The treatment of acute myocardial infarction has progressed from bedrest to mechanical, catheter-based reperfusion. The authors review the use of percutaneous coronary intervention (PCI) as a primary treatment for acute myocardial infarction and the use of adjunctive agents. The most recent American College of Cardiology/American Heart Association (ACC/AHA) guidelines for the use of PCI in ST segment elevation myocardial infarction (MI) advocate the use of PCI as primary therapy at those centers in which the procedure can be performed within accepted standards. Because a majority of hospitals (80%) do not have the capability of performing primary PCI, most patients are treated with thrombolytic therapy. PCI should be considered in those patients treated with thrombolytic therapy who have persistent or recurrent ischemia and/or cardiogenic shock. For patients with non-ST elevation MI, the use of an invasive strategy (early angiography and PCI if needed) has recently shown to be beneficial. Although revascularization is the basis of the acute therapy of MI, additional pharmacologic therapy in the acute setting is now recognized as a key to favorable long-term outcome.
- Myocardial infarction
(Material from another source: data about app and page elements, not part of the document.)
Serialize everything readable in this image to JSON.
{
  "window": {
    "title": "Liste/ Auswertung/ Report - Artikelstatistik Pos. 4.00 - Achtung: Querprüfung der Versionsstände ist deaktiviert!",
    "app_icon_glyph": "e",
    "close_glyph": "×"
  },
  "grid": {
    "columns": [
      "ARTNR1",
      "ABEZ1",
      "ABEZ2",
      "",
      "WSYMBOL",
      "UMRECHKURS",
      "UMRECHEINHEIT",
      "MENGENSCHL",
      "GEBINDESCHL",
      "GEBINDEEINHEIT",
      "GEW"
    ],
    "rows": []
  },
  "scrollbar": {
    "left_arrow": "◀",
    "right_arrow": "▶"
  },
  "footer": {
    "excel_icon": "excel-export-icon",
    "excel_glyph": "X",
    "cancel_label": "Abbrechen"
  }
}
- Percutaneous coronary interventions
ASJC Scopus subject areas
- Critical Care and Intensive Care Medicine